We will train 1000 key staff and volunteers to locate, design, create, & manage ponds for wildlife.
Activities» Training sessions will be held on-site and in training centres by our freshwater ecologists.
Success will be measured by the no. of people trained and the increase in skill level of staff and volunteers, and % increase in projects designed to provide freshwater habitat.
We will publicise learning on the project to the conservation sector and wider public.
Activities» Training courses and materials, including species dossiers and on-line recording forms, will be developed to advise on pond creation and management
Success will be measured by the no. of supporters recruited through publicity materials and events, and the no. of people engaging through print and web-based networks.

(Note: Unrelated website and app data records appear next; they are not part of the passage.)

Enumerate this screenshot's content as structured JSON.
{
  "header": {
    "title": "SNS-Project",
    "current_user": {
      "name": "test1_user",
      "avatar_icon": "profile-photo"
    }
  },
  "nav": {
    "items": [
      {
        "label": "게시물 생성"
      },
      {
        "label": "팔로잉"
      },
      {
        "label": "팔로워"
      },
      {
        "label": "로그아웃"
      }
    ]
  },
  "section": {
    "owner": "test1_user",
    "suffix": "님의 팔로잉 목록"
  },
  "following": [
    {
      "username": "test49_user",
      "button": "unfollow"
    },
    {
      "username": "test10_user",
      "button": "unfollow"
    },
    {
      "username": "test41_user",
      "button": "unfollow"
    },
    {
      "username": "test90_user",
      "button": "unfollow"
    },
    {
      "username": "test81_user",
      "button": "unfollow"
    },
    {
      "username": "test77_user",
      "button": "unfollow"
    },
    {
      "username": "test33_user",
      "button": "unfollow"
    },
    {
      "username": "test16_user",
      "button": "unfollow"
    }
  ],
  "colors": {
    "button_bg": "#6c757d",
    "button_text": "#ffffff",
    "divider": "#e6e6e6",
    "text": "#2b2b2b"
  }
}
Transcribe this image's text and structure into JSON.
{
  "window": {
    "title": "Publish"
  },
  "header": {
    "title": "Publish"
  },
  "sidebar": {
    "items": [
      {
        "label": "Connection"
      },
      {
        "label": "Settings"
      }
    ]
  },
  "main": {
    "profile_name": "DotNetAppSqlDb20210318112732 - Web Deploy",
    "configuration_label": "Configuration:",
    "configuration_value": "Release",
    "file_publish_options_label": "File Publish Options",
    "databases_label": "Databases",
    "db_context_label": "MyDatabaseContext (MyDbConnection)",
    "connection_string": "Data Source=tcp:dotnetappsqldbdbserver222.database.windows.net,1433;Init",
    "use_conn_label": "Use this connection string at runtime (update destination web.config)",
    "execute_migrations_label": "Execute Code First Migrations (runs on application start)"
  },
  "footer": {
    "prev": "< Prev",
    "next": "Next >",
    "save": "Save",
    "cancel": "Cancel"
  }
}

In the long-term, networks of habitats will be created to allow freshwater species to spread out across the landscape, and, for the very endangered species to avoid extinction (e.g. the glutinous snail was declared extinct in England in 2010). The quality of freshwater in the wider landscape will be greatly enhanced and a increased number of people will be aware of, and implement, measures that can prevent the degradation of all freshwater habitats.
Climate change is one of the main risks for this project. In preparation, we have designed ponds to provide a variety of habitats for a range of species, and will strategically locate them as 'stepping stones' in the landscape to allow species to colonise new areas. Another risk is the lack of general knowledge about the importance of clean water. To address this lack, we will work in partnership with other organisations such as wildlife trusts and local councils, as well as involve the public
Donors will be provided with annual reports of the project's progress, as well as full charity accounts.
Budget - Project Cost: £130,500Loading graph....
Amount Heading Description £110,000 Pond digging for 200 ponds Costs include digger, driver and dumper hire; planning permission, fencing, scrub removal, etc. £13,000 Training courses Hold 50 training courses for conservation staff and volunteers £7,500 Training materials Produce 150 training packs on pond creation and management
Current Funding / Pledges
Source Amount Anonymous £2,500 Conditional
Ponds will be created in clean catchment areas all over England and Wales. We will concentrate on areas that lie within the 'Important Areas for Ponds' - i.e. where there are a number of 'Priority Ponds' that contain specific BAP species or important assemblages of plant and animal species. By prioritising national high quality areas that have suffered the worst declines, we will conserve freshwater species that are most at risk.
Freshwater wildlife will be the main beneficiaries of the project, as well as other species associated with ponds, such as farmland birds, bats, otters, and water voles.
Freshwater Habitats Trust has recognised scientific expertise in freshwater ecology, with several freshwater ecologists amongst its staff. We carried out Defra's Pond Countryside Survey in 2007, and successfully lobbied for high quality ponds to be included as Priority Habitats under the UK Biodiversity Action Plan. We will build on our experience of the first stage of the project (2009-12), which created 5000 ponds in conjunction with major landowners such as the National Trust and RSPB.
Read more about the Charity running this project.
Dr Pascale Nicolet
Senior Freshwater Ecologist and Co-ordinator of Project.